*Description of the task*: Your answer should consist of the lines in the data below that contain "Germany".

*Supplied data*:

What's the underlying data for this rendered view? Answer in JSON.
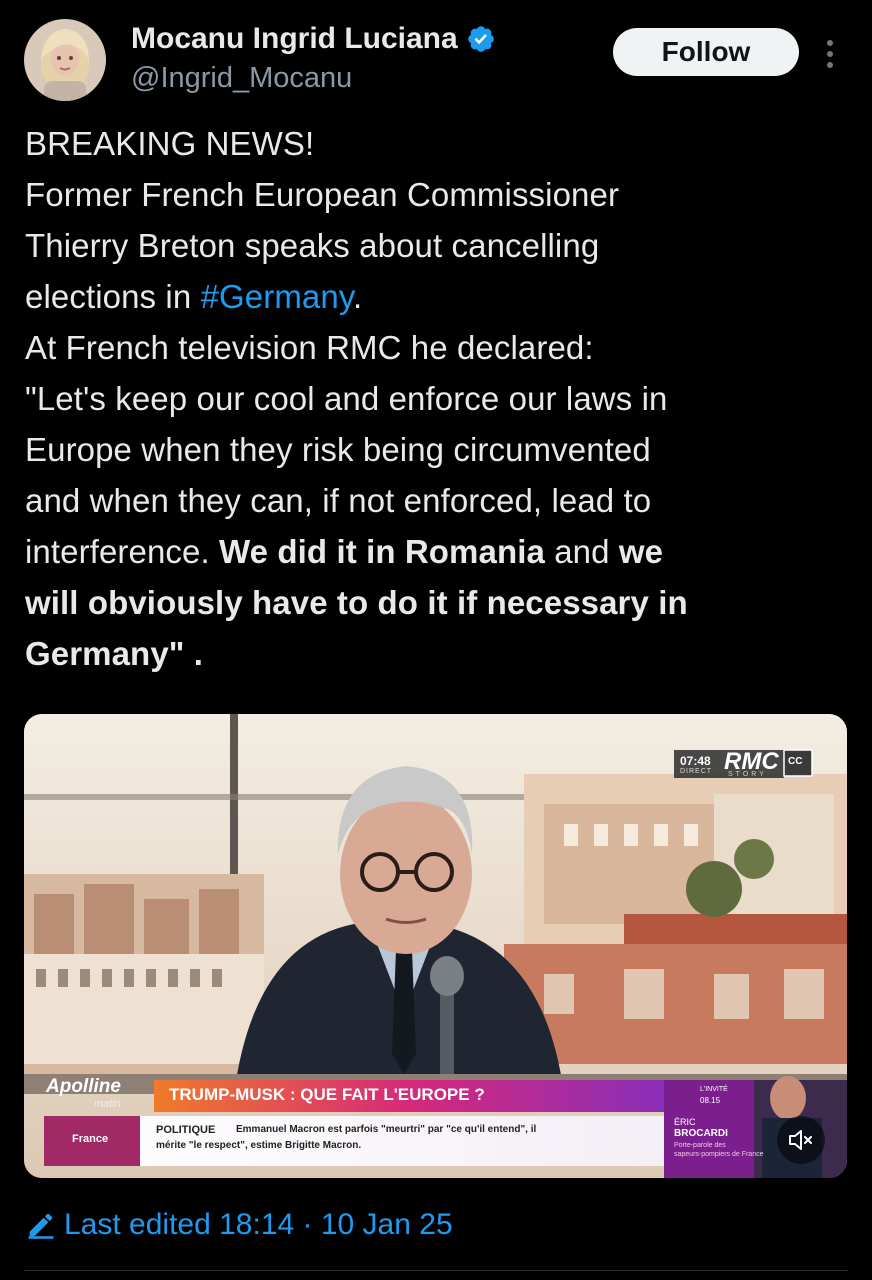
{
  "author": {
    "display_name": "Mocanu Ingrid Luciana",
    "handle": "@Ingrid_Mocanu",
    "verified": true
  },
  "actions": {
    "follow_label": "Follow"
  },
  "tweet": {
    "line1": "BREAKING NEWS!",
    "line2": "Former French European Commissioner",
    "line3": "Thierry Breton speaks about cancelling",
    "line4_prefix": "elections in ",
    "hashtag": "#Germany",
    "line4_suffix": ".",
    "line5": "At French television RMC he declared:",
    "line6": "\"Let's keep our cool and enforce our laws in",
    "line7": "Europe when they risk being circumvented",
    "line8": "and when they can, if not enforced, lead to",
    "line9_prefix": "interference. ",
    "line9_bold1": "We did it in Romania",
    "line9_mid": " and ",
    "line9_bold2": "we",
    "line10_bold": "will obviously have to do it if necessary in",
    "line11_bold": "Germany\"",
    "line11_suffix": " ."
  },
  "media": {
    "clock": "07:48",
    "direct": "DIRECT",
    "channel": "RMC",
    "channel_sub": "STORY",
    "cc_label": "CC",
    "show_name": "Apolline",
    "show_sub": "matin",
    "headline": "TRUMP-MUSK : QUE FAIT L'EUROPE ?",
    "region": "France",
    "ticker_label": "POLITIQUE",
    "ticker_line1": "Emmanuel Macron est parfois \"meurtri\" par \"ce qu'il entend\", il",
    "ticker_line2": "mérite \"le respect\", estime Brigitte Macron.",
    "guest_tag": "L'INVITÉ",
    "guest_time": "08.15",
    "guest_first": "ÉRIC",
    "guest_last": "BROCARDI",
    "guest_role1": "Porte-parole des",
    "guest_role2": "sapeurs-pompiers de France"
  },
  "footer": {
    "edited_label": "Last edited 18:14 · 10 Jan 25"
  },
  "colors": {
    "accent": "#1d9bf0",
    "text": "#e7e9ea",
    "muted": "#8b98a5",
    "background": "#000000"
  },
  "icons": [
    "avatar",
    "verified-badge-icon",
    "more-options-icon",
    "closed-captions-icon",
    "mute-icon",
    "pencil-icon"
  ]
}
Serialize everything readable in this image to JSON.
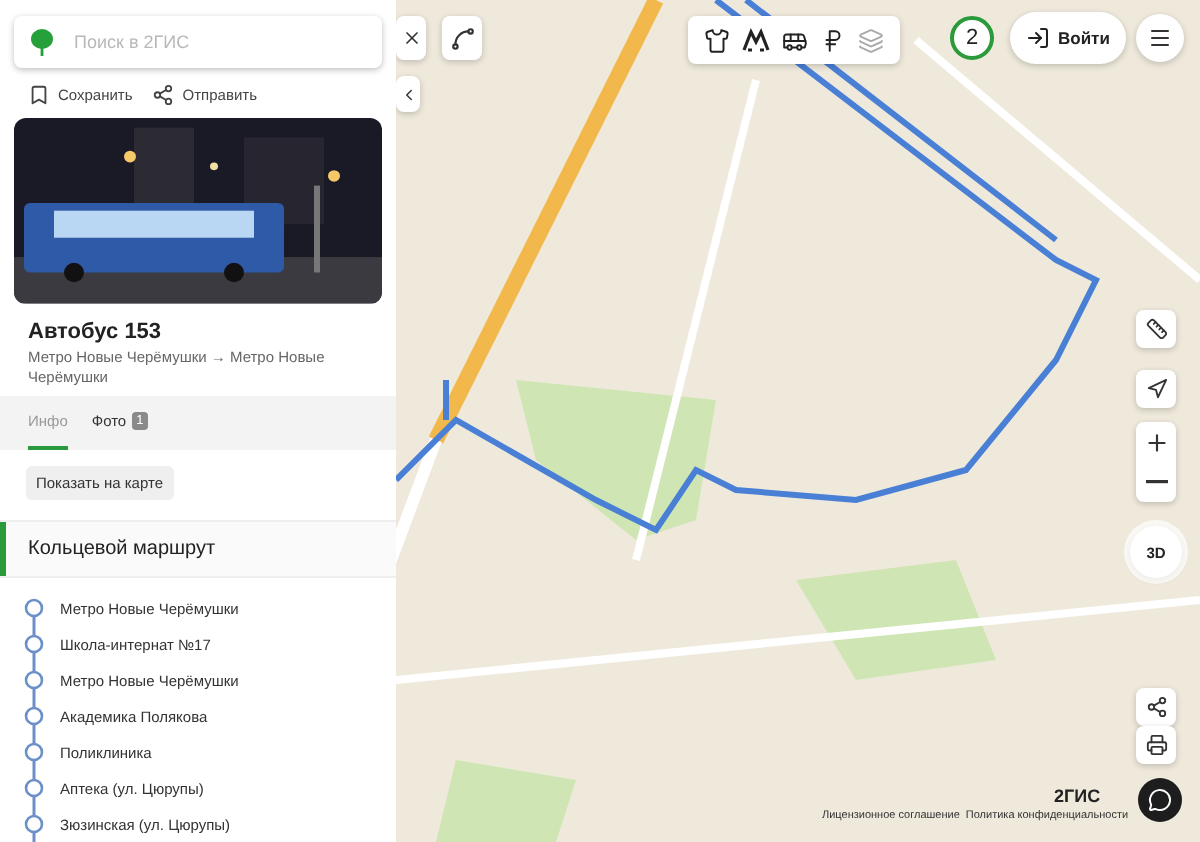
{
  "search": {
    "placeholder": "Поиск в 2ГИС"
  },
  "actions": [
    {
      "kind": "save",
      "label": "Сохранить"
    },
    {
      "kind": "share",
      "label": "Отправить"
    }
  ],
  "card": {
    "title": "Автобус 153",
    "subtitle": "Метро Новые Черёмушки → Метро Новые Черёмушки"
  },
  "tabs": [
    {
      "label": "Инфо",
      "selected": true
    },
    {
      "label": "Фото",
      "selected": false,
      "badge": "1"
    }
  ],
  "show_on_map_button": "Показать на карте",
  "route_section": {
    "title": "Кольцевой маршрут",
    "stops": [
      "Метро Новые Черёмушки",
      "Школа-интернат №17",
      "Метро Новые Черёмушки",
      "Академика Полякова",
      "Поликлиника",
      "Аптека (ул. Цюрупы)",
      "Зюзинская (ул. Цюрупы)"
    ]
  },
  "map_toolbar": {
    "layers": [
      {
        "kind": "shirt"
      },
      {
        "kind": "metro"
      },
      {
        "kind": "bus"
      },
      {
        "kind": "ruble"
      },
      {
        "kind": "layers"
      }
    ],
    "count": "2",
    "login": "Войти"
  },
  "map_controls": [
    {
      "kind": "ruler"
    },
    {
      "kind": "locate"
    },
    {
      "kind": "zoom-in"
    },
    {
      "kind": "zoom-out"
    },
    {
      "kind": "tilt",
      "label": "3D"
    },
    {
      "kind": "share"
    },
    {
      "kind": "print"
    }
  ],
  "footer": {
    "logo": "2ГИС",
    "links": [
      "Лицензионное соглашение",
      "Политика конфиденциальности"
    ]
  }
}
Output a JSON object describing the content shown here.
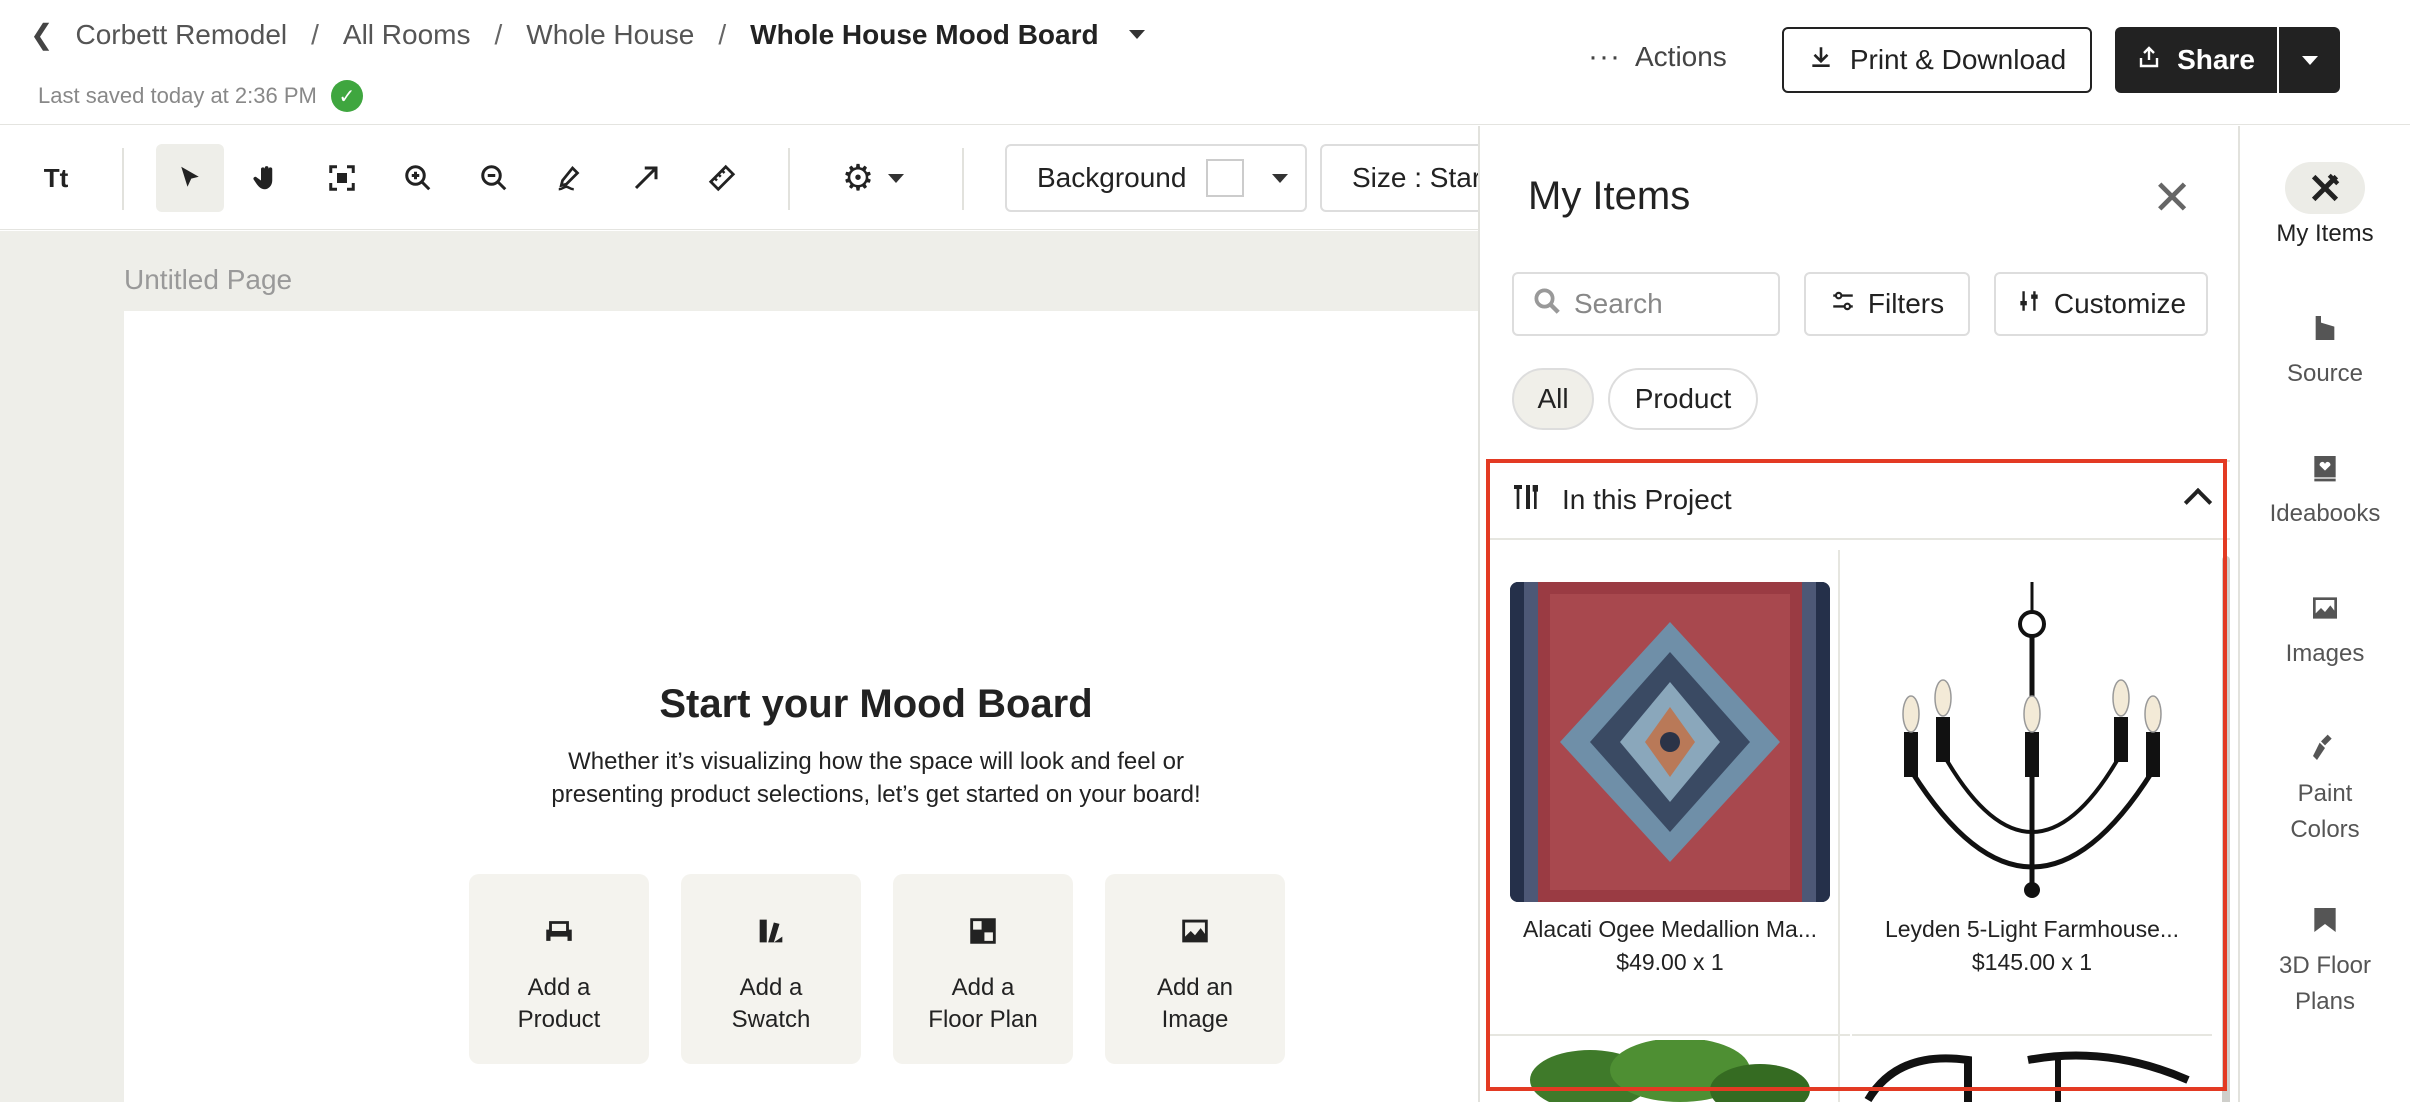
{
  "header": {
    "back_icon": "chevron-left-icon",
    "breadcrumbs": [
      "Corbett Remodel",
      "All Rooms",
      "Whole House"
    ],
    "separator": "/",
    "current": "Whole House Mood Board",
    "saved_text": "Last saved today at 2:36 PM",
    "actions_label": "Actions",
    "print_label": "Print & Download",
    "share_label": "Share"
  },
  "toolbar": {
    "text_tool": "Tt",
    "background_label": "Background",
    "size_label": "Size : Star"
  },
  "canvas": {
    "page_label": "Untitled Page",
    "start_title": "Start your Mood Board",
    "start_desc_line1": "Whether it’s visualizing how the space will look and feel or",
    "start_desc_line2": "presenting product selections, let’s get started on your board!",
    "cards": [
      {
        "line1": "Add a",
        "line2": "Product",
        "icon": "armchair-icon"
      },
      {
        "line1": "Add a",
        "line2": "Swatch",
        "icon": "swatch-icon"
      },
      {
        "line1": "Add a",
        "line2": "Floor Plan",
        "icon": "floor-plan-icon"
      },
      {
        "line1": "Add an",
        "line2": "Image",
        "icon": "image-icon"
      }
    ]
  },
  "panel": {
    "title": "My Items",
    "search_placeholder": "Search",
    "filters_label": "Filters",
    "customize_label": "Customize",
    "chips": [
      "All",
      "Product"
    ],
    "section_title": "In this Project",
    "items": [
      {
        "name": "Alacati Ogee Medallion Ma...",
        "price": "$49.00 x 1"
      },
      {
        "name": "Leyden 5-Light Farmhouse...",
        "price": "$145.00 x 1"
      }
    ]
  },
  "rail": {
    "items": [
      {
        "label1": "My Items",
        "label2": "",
        "icon": "pencil-ruler-icon"
      },
      {
        "label1": "Source",
        "label2": "",
        "icon": "source-icon"
      },
      {
        "label1": "Ideabooks",
        "label2": "",
        "icon": "ideabook-icon"
      },
      {
        "label1": "Images",
        "label2": "",
        "icon": "image-icon"
      },
      {
        "label1": "Paint",
        "label2": "Colors",
        "icon": "paintbrush-icon"
      },
      {
        "label1": "3D Floor",
        "label2": "Plans",
        "icon": "floor-plan-3d-icon"
      }
    ]
  },
  "colors": {
    "highlight": "#e33a23",
    "saved_check": "#3fa63f",
    "dark_button": "#222222",
    "canvas_bg": "#eeeee9"
  }
}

*Solution below*:
    "hashtag": "#Germany",
    "line11_bold": "Germany\"",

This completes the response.